“I think we’re going to see a chasm open up even further between the top institutions and the next level down,” Strode said.

College athletes already have the ability to monetize their name, image, and likeness to capitalize on their success.

To also benefit from the settlement, college athletes would have to opt in. That would prevent them from suing the NCAA for future damages, but it could entitle them to a portion of about $22 million per institution.

“But when we look at where that money may go, there’s going to be questions of, you know, is it going to go to your big revenue-generating sports like football, men’s basketball, women’s basketball?” Strode said.

Strode believes some smaller schools with a focus on Olympic sports like swimming, diving or golf may choose to prioritize those athletes. Larger schools will likely put money toward star position players in football, Strode said.

When it comes to whether paying athletes will elevate them from “amateurs” to professionals, Strode believes institutions will push back.

“I think the Pandora’s Box which every athletic department and every institution does not want to open yet is the ‘you are a worker,’ right?” Strode said. “Because if you are a worker, if you’re an employee of an institution, that opens up workers compensation.”

Strode said workers compensation claims for injuries sustained during college games could “really shake up the coffers of a lot of institutions.”

“I think that some lawyers are going to make sure that student-athletes are not considered professional and / or employees,” Strode said.

There are, of course, plenty of other questions to work through with the settlement. The NCAA, for example, is proposing that a lot of the money will come from media rights for power conferences, Strode said.

He said it’s worth paying attention to media contracts as they expire, especially for the Big Ten conference, which includes Ohio State.

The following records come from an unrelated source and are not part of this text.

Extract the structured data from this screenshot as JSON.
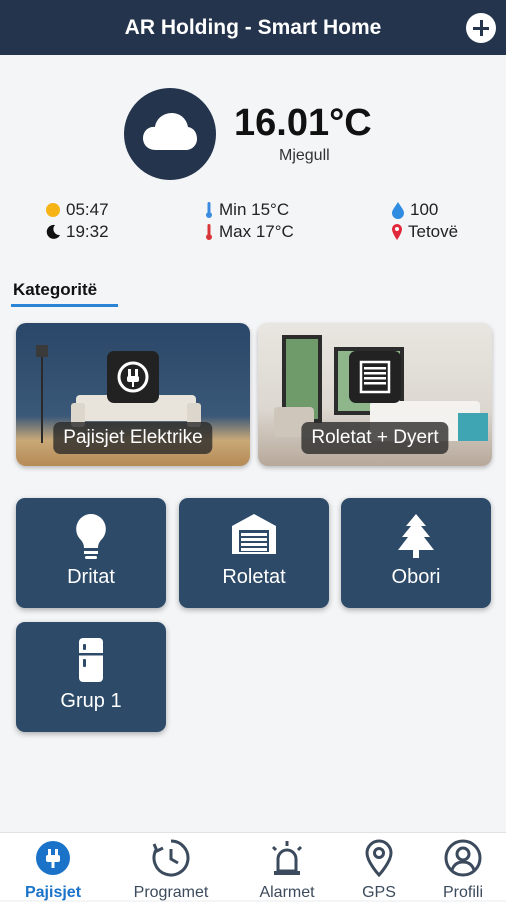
{
  "header": {
    "title": "AR Holding - Smart Home"
  },
  "weather": {
    "temperature": "16.01°C",
    "condition": "Mjegull",
    "sunrise": "05:47",
    "sunset": "19:32",
    "min": "Min 15°C",
    "max": "Max 17°C",
    "humidity": "100",
    "location": "Tetovë"
  },
  "categories": {
    "title": "Kategoritë",
    "items": [
      {
        "label": "Pajisjet Elektrike"
      },
      {
        "label": "Roletat + Dyert"
      }
    ]
  },
  "groups": [
    {
      "label": "Dritat",
      "icon": "lightbulb-icon"
    },
    {
      "label": "Roletat",
      "icon": "garage-icon"
    },
    {
      "label": "Obori",
      "icon": "tree-icon"
    },
    {
      "label": "Grup 1",
      "icon": "fridge-icon"
    }
  ],
  "nav": {
    "items": [
      {
        "label": "Pajisjet",
        "icon": "plug-icon",
        "active": true
      },
      {
        "label": "Programet",
        "icon": "clock-icon"
      },
      {
        "label": "Alarmet",
        "icon": "siren-icon"
      },
      {
        "label": "GPS",
        "icon": "location-pin-icon"
      },
      {
        "label": "Profili",
        "icon": "user-icon"
      }
    ]
  },
  "colors": {
    "primary": "#24344c",
    "tile": "#2d4a68",
    "accent": "#1a73c9"
  }
}
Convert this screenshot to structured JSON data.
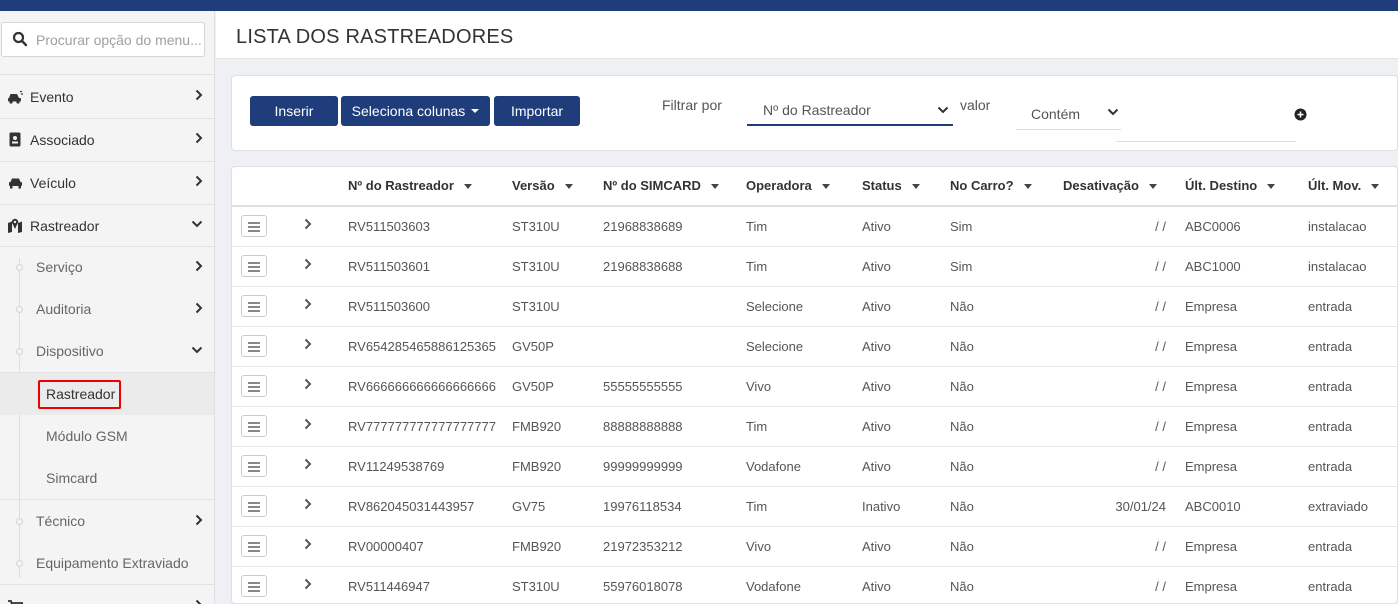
{
  "search": {
    "placeholder": "Procurar opção do menu..."
  },
  "sidebar": {
    "menu": [
      {
        "label": "Evento",
        "icon": "car-crash-icon"
      },
      {
        "label": "Associado",
        "icon": "id-card-icon"
      },
      {
        "label": "Veículo",
        "icon": "car-icon"
      },
      {
        "label": "Rastreador",
        "icon": "map-marker-icon"
      }
    ],
    "sub": [
      {
        "label": "Serviço"
      },
      {
        "label": "Auditoria"
      },
      {
        "label": "Dispositivo"
      },
      {
        "label": "Técnico"
      },
      {
        "label": "Equipamento Extraviado"
      }
    ],
    "sub2": [
      {
        "label": "Rastreador"
      },
      {
        "label": "Módulo GSM"
      },
      {
        "label": "Simcard"
      }
    ]
  },
  "page": {
    "title": "LISTA DOS RASTREADORES"
  },
  "toolbar": {
    "insert": "Inserir",
    "columns": "Seleciona colunas",
    "import": "Importar",
    "filter_label": "Filtrar por",
    "filter_value": "Nº do Rastreador",
    "valor_label": "valor",
    "condition_value": "Contém"
  },
  "table": {
    "headers": [
      "Nº do Rastreador",
      "Versão",
      "Nº do SIMCARD",
      "Operadora",
      "Status",
      "No Carro?",
      "Desativação",
      "Últ. Destino",
      "Últ. Mov."
    ],
    "rows": [
      [
        "RV511503603",
        "ST310U",
        "21968838689",
        "Tim",
        "Ativo",
        "Sim",
        "/ /",
        "ABC0006",
        "instalacao"
      ],
      [
        "RV511503601",
        "ST310U",
        "21968838688",
        "Tim",
        "Ativo",
        "Sim",
        "/ /",
        "ABC1000",
        "instalacao"
      ],
      [
        "RV511503600",
        "ST310U",
        "",
        "Selecione",
        "Ativo",
        "Não",
        "/ /",
        "Empresa",
        "entrada"
      ],
      [
        "RV654285465886125365",
        "GV50P",
        "",
        "Selecione",
        "Ativo",
        "Não",
        "/ /",
        "Empresa",
        "entrada"
      ],
      [
        "RV666666666666666666",
        "GV50P",
        "55555555555",
        "Vivo",
        "Ativo",
        "Não",
        "/ /",
        "Empresa",
        "entrada"
      ],
      [
        "RV777777777777777777",
        "FMB920",
        "88888888888",
        "Tim",
        "Ativo",
        "Não",
        "/ /",
        "Empresa",
        "entrada"
      ],
      [
        "RV11249538769",
        "FMB920",
        "99999999999",
        "Vodafone",
        "Ativo",
        "Não",
        "/ /",
        "Empresa",
        "entrada"
      ],
      [
        "RV862045031443957",
        "GV75",
        "19976118534",
        "Tim",
        "Inativo",
        "Não",
        "30/01/24",
        "ABC0010",
        "extraviado"
      ],
      [
        "RV00000407",
        "FMB920",
        "21972353212",
        "Vivo",
        "Ativo",
        "Não",
        "/ /",
        "Empresa",
        "entrada"
      ],
      [
        "RV511446947",
        "ST310U",
        "55976018078",
        "Vodafone",
        "Ativo",
        "Não",
        "/ /",
        "Empresa",
        "entrada"
      ]
    ]
  },
  "colors": {
    "primary": "#1f3d7a",
    "highlight": "#e00000"
  }
}
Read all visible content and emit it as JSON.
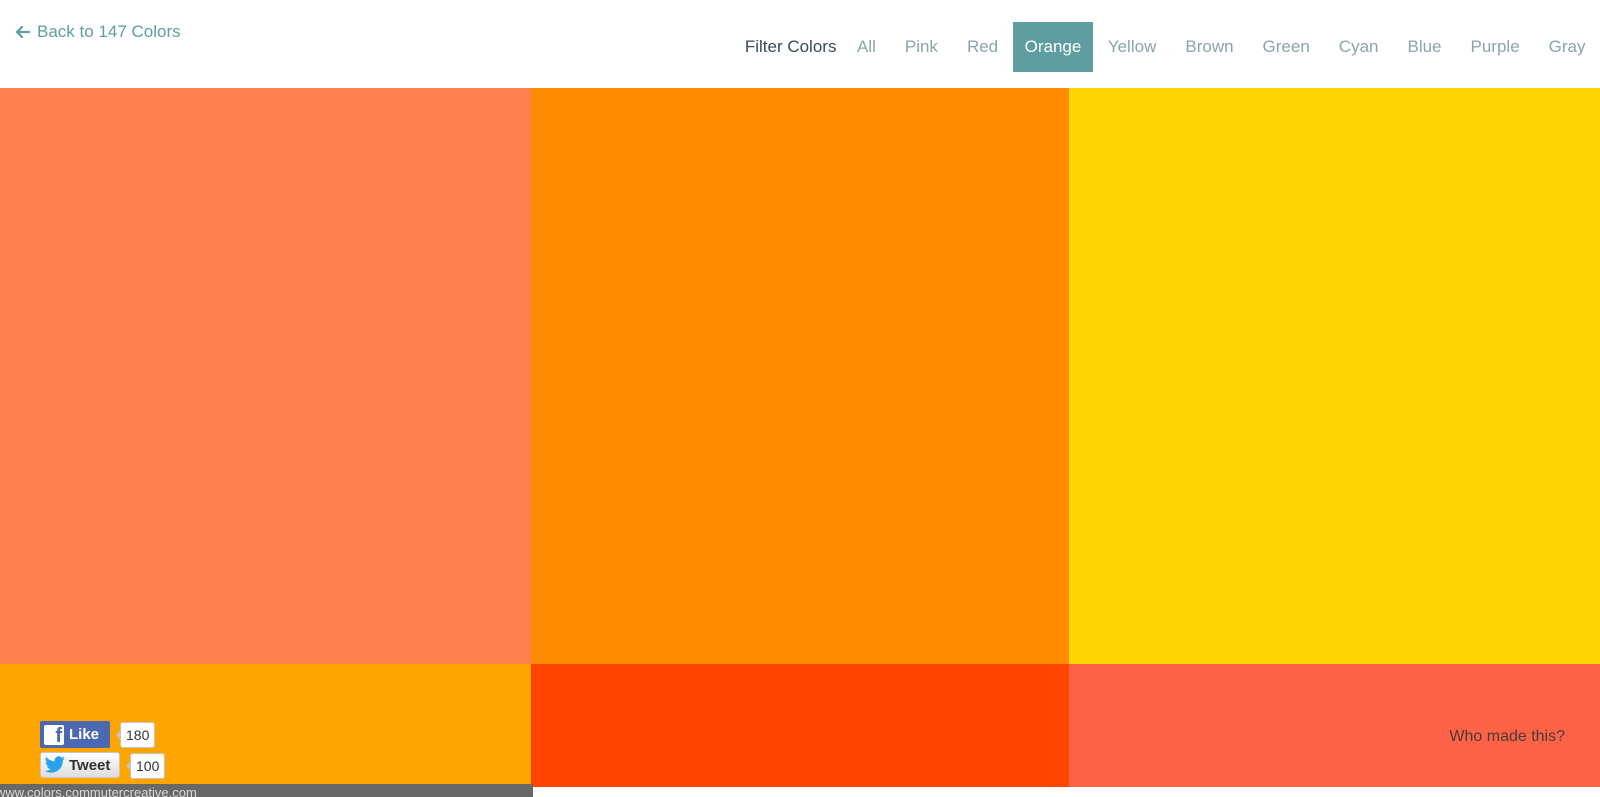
{
  "header": {
    "back_link": "Back to 147 Colors",
    "filter_label": "Filter Colors",
    "filters": [
      "All",
      "Pink",
      "Red",
      "Orange",
      "Yellow",
      "Brown",
      "Green",
      "Cyan",
      "Blue",
      "Purple",
      "Gray"
    ],
    "active_filter": "Orange"
  },
  "swatches": [
    {
      "color": "#ff7f50"
    },
    {
      "color": "#ff8c00"
    },
    {
      "color": "#ffd700"
    },
    {
      "color": "#ffa500"
    },
    {
      "color": "#ff4500"
    },
    {
      "color": "#ff6347"
    }
  ],
  "social": {
    "like_label": "Like",
    "like_count": "180",
    "tweet_label": "Tweet",
    "tweet_count": "100"
  },
  "footer": {
    "who_made": "Who made this?"
  },
  "status_bar": {
    "url": "www.colors.commutercreative.com"
  },
  "colors": {
    "accent": "#5f9ea0",
    "link": "#5e9ea0",
    "nav_text": "#8aa4a8"
  }
}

“I think that’s going to break up college sports even more,” Strode said.

Allie Vugrincic has been a radio reporter at WOSU 89.7 NPR News since March 2023.